But if House Republicans negotiating a crucial spending bill for roads, bridges, rail and transit are so tempted, the big loser could be the fragile U.S. job market.
To recap a subject we addressed in March: The U.S. Senate passed a bipartisan transportation bill (the vote was 74-22) that would invest $109 billion over two years in needed projects and support hundreds of thousands of badly needed jobs nationwide — including more than 30,000 in Washington. The Senate bill would simply continue current spending levels, which are due to expire at the end of this month.
Given last week’s anemic job figures, especially in the construction sector, agreement is more urgent than ever.

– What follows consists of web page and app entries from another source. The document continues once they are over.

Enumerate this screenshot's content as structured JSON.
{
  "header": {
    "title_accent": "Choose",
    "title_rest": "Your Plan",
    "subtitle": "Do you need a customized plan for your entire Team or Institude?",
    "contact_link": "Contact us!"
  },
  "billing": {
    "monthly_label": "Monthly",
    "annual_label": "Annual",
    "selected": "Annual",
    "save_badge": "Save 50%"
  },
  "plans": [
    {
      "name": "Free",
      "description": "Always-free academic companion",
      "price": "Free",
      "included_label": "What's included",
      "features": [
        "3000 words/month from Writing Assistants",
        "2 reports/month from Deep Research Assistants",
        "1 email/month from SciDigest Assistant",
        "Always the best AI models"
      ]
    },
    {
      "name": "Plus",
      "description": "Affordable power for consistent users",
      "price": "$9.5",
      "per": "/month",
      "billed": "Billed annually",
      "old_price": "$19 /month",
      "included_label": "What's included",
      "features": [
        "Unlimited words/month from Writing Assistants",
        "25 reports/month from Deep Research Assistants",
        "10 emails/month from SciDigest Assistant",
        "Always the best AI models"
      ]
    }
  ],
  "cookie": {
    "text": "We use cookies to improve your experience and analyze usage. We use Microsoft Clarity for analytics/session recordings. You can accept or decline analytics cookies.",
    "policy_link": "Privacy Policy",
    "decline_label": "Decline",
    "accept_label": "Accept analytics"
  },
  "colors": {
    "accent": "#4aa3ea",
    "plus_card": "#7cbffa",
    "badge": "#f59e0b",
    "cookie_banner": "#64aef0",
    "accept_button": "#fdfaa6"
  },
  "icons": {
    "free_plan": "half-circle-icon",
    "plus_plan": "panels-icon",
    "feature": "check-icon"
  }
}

Senate and House negotiators are currently wrangling over details. But in reality, negotiations already took place in the Senate, where Democrats and Republicans cut a reasonable deal. The GOP-led House never even passed a bill of its own.
Now, with the expiration of current funding approaching, a bipartisan coalition of pro-transportation groups called Transportation for America says House negotiators are bringing little more than obstacles to the table, pressing to win approval of a Canada-to-Texas oil pipeline in exchange for their cooperation on the transportation bill. (The Obama administration delayed full construction of the pipeline, pending further environmental review.)
Jobs are Republicans’ main argument for overriding the pipeline delay. Yet to get a comparitive handful of construction jobs, they’re putting hundreds of thousands more such jobs at risk.
If House leaders think they’re in a stronger bargaining position because of Walker’s victory in Wisconsin, they’re playing another risky game. Such a strategy could backfire if it looks like House Republican leaders are actually trying to stall the economic recovery in order to enhance their own electoral fortunes in November.
Transportation spending bills have traditionally enjoyed strong bipartisan support, because building such infrastructure is good for business and is such an obvious role of government. When freight is delayed or workers’ mobility is compromised by a crumbling or otherwise inadequate system of highways and bridges, business suffers. Ultimately, so does the economy, and job creation.
This potential standoff looks like a microcosm of the current fiscal stalemate in Congress, but it shouldn’t be. The stakes of inaction are immense and immediate. House Republicans need to put electoral politics aside and join their Senate colleagues in approving a two-year transportation bill and putting Americans to work — now.